On Wednesday, federal Judge Reed O’Connor overturned a longstanding ban on handgun transfers between individuals living in separate states, declaring the ban unconstitutional.
Reed, judge for the U.S. Court for the Northern District of Texas, issued a 28-page decision in the case, which pitted a trio of individuals with support from the Citizens Committee for the Right to Keep and Bear Arms (CCRKBA) against U.S. Attorney General Eric Holder and ATF Director B. Todd Jones.
The plaintiffs argued the ban not only violates the 2nd Amendment, but also “limits their choices as consumers, harms competition in the market and raises prices.” Holder and Jones had motioned for the case to be dismissed.
Instead, O’Connor agreed fully with the plaintiffs, finding the interstate ban on handgun transfers violates both the 2nd Amendment and the due process clause of the 5th Amendment.
Here’s what O’Connor had to say about the latter (some legal references have been omitted for readability but can be found in the original):
Plaintiffs contend that, because the laws discriminate based on residence, Defendants’ enforcement of the federal interstate handgun transfer ban violates Plaintiffs’ right to equal protection of the laws guaranteed by the Fifth Amendment’s Due Process Clause.

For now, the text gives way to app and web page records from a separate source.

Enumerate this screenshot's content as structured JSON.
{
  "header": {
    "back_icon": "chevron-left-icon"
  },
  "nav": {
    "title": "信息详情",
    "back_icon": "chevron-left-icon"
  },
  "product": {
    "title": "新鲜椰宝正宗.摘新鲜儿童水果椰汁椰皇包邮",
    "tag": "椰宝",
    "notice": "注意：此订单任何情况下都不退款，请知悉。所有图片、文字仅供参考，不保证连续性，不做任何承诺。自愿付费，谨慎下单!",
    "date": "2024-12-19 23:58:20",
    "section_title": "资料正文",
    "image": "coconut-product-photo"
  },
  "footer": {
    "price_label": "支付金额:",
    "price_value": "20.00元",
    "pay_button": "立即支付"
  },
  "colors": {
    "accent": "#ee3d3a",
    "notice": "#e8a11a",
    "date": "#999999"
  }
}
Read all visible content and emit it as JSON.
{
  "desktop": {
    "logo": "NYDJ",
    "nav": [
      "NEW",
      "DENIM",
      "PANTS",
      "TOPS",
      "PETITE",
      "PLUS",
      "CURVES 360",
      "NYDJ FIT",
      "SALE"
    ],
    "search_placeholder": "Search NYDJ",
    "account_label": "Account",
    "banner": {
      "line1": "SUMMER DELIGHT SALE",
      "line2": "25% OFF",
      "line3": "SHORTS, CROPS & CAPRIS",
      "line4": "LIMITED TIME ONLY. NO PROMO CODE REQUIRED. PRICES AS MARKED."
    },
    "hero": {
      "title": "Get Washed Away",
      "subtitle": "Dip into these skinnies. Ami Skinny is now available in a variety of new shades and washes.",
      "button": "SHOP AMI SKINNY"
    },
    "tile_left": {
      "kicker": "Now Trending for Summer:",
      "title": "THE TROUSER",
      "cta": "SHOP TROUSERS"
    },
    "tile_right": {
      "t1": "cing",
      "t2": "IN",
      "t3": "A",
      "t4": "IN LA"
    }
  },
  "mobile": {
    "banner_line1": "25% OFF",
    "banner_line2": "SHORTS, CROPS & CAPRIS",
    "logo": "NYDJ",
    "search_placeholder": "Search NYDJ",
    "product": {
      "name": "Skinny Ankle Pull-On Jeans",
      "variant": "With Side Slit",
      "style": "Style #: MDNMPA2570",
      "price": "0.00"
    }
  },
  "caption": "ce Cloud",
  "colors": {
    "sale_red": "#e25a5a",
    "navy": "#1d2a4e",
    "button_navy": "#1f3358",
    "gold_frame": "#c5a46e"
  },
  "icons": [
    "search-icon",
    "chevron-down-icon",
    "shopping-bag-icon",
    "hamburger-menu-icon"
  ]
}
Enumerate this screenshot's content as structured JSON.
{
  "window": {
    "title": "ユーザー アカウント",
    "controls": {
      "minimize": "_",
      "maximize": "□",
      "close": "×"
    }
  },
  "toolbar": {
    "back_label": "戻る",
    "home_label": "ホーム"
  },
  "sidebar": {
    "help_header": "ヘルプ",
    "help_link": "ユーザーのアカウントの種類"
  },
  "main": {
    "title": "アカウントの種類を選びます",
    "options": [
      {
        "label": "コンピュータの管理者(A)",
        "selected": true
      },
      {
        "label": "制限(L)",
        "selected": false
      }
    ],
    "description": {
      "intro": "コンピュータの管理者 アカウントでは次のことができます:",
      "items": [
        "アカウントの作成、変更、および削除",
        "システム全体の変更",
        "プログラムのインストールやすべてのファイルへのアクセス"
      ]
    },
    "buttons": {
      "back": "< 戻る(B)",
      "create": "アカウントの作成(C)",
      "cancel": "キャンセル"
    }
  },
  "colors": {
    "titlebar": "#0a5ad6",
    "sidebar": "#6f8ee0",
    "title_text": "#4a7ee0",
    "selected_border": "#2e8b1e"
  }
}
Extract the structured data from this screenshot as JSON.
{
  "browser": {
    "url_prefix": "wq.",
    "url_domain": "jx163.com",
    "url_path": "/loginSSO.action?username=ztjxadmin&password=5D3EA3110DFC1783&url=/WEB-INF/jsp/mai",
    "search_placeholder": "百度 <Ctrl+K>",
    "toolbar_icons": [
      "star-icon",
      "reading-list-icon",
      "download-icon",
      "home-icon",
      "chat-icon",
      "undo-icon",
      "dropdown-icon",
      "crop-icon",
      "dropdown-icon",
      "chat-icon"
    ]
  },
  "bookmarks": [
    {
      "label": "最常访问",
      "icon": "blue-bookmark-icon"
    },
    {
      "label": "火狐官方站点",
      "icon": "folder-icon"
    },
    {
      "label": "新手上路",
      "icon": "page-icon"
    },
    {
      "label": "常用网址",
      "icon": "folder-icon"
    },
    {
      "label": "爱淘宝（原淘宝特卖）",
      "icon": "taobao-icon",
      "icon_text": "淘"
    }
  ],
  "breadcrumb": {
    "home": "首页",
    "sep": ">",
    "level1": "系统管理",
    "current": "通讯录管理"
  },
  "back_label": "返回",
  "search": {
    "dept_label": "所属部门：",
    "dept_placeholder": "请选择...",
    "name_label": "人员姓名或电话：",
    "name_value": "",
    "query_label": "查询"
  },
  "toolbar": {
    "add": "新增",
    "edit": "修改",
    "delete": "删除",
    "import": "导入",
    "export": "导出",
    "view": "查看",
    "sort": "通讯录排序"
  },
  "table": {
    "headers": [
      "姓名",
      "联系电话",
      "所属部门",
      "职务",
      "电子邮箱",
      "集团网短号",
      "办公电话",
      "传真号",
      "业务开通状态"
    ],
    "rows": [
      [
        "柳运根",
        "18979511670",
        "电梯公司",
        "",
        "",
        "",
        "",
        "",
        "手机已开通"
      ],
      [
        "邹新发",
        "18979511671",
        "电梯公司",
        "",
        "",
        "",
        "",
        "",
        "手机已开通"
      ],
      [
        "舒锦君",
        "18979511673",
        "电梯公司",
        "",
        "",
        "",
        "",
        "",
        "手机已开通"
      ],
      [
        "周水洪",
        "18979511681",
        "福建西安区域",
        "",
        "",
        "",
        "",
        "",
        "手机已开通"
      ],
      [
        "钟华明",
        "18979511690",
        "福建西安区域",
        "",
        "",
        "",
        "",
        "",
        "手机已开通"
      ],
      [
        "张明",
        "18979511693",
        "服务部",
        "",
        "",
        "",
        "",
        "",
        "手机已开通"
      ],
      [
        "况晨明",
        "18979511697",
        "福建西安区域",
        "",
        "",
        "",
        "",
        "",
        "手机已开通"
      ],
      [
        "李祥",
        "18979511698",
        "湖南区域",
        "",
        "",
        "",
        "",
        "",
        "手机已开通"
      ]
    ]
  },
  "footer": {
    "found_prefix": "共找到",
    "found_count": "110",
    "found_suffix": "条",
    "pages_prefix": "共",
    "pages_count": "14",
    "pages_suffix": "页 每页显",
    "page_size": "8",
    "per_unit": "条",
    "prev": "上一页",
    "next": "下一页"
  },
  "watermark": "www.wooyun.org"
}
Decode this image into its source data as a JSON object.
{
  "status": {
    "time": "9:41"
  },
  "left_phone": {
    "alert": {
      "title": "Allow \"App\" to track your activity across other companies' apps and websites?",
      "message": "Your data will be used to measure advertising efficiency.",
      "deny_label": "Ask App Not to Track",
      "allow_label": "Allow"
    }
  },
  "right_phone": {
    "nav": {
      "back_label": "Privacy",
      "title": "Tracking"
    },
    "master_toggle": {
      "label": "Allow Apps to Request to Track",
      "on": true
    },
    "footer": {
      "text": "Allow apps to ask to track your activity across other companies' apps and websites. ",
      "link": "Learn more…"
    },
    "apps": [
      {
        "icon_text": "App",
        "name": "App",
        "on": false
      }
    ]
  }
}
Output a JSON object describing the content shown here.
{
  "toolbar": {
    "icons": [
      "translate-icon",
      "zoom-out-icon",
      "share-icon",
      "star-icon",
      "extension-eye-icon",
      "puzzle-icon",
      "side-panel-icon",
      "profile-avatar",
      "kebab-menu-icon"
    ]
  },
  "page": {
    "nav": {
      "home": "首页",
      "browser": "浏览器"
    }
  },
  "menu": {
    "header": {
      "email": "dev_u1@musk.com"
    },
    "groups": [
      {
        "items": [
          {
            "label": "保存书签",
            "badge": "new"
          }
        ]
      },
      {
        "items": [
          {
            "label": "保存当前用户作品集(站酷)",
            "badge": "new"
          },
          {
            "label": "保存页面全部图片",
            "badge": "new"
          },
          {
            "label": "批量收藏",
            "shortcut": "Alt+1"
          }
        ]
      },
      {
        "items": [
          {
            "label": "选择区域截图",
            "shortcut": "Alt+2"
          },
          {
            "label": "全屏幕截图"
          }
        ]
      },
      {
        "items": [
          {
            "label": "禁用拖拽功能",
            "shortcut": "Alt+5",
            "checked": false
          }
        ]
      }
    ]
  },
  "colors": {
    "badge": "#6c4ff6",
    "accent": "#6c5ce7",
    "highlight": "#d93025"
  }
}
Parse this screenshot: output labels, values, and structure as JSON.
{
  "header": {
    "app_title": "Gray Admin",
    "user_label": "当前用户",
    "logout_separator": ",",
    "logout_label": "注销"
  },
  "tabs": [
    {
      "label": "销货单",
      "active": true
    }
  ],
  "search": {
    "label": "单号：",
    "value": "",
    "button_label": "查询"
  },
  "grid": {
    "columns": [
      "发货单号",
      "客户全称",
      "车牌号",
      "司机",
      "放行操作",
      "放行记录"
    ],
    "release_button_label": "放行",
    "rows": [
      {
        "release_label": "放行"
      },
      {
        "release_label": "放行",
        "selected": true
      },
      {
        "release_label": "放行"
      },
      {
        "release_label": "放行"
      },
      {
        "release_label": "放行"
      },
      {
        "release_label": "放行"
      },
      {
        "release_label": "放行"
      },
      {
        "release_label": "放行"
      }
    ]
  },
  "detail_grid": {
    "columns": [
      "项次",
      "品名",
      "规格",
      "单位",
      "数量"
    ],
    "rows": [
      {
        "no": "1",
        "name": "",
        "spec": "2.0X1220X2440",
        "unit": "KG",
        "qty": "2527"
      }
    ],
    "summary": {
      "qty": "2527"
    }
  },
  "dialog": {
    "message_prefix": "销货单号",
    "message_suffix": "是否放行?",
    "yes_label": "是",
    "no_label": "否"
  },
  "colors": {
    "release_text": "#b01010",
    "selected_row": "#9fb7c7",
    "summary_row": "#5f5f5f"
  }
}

The Due Process Clause of the Fifth Amendment provides, in relevant part: “No person shall… be deprived of life, liberty, or property, without due process of law.” The Supreme Court has consistently held that the Due Process Clause contains an equal protection component, which prohibits the United States from discriminating between individuals or groups.
“[E]qual protection analysis requires strict scrutiny of a legislative classification only when the classification impermissibly interferes with the exercise of a fundamental right or operates to the peculiar disadvantage of a suspect class.” Mass. Bd. of Ret. v. Murgia, 427 U.S. 307, 312 (1976). Here, the federal interstate handgun transfer ban interferes with the exercise of a fundamental right. The Supreme Court has also held that strict scrutiny is required where the challenged classification impinges on residency. The Supreme Court applied strict scrutiny in situations where state laws discriminated against non-residents, and those cases involved benefits offered by the state, not constitutional rights. …Based on the strict scrutiny analysis above, the Court finds that the federal interstate handgun transfer ban also violates the Due Process Clause of the Fifth Amendment to the United States Constitution.
O’Connor also rejected the defendants’ arguments that the ban is intended to bolster public safety, writing that it “is not substantially related to address safety concerns. Thus, even under intermediate scrutiny, the federal interstate handgun transfer ban is unconstitutional on its face.”
Alan Gura, the 2nd Amendment attorney who helped the plaintiffs argue and win the case, said the ban, from its inception, was a “bizarre and irrational” application of burdensome restrictions on interstate commerce — one that doesn’t pass the smell test when applied to other legal goods.
“It is bizarre and irrational to destroy the national market for an item that Americans have a fundamental right to purchase,” Gura said.
“Americans would never tolerate a ban on the interstate sale of books or contraceptives. And Americans are free to buy rifles and shotguns outside their state of residence, so long as the dealers respect the laws of the buyer’s home state. We’re gratified that the Court agreed that handguns should be treated no differently.”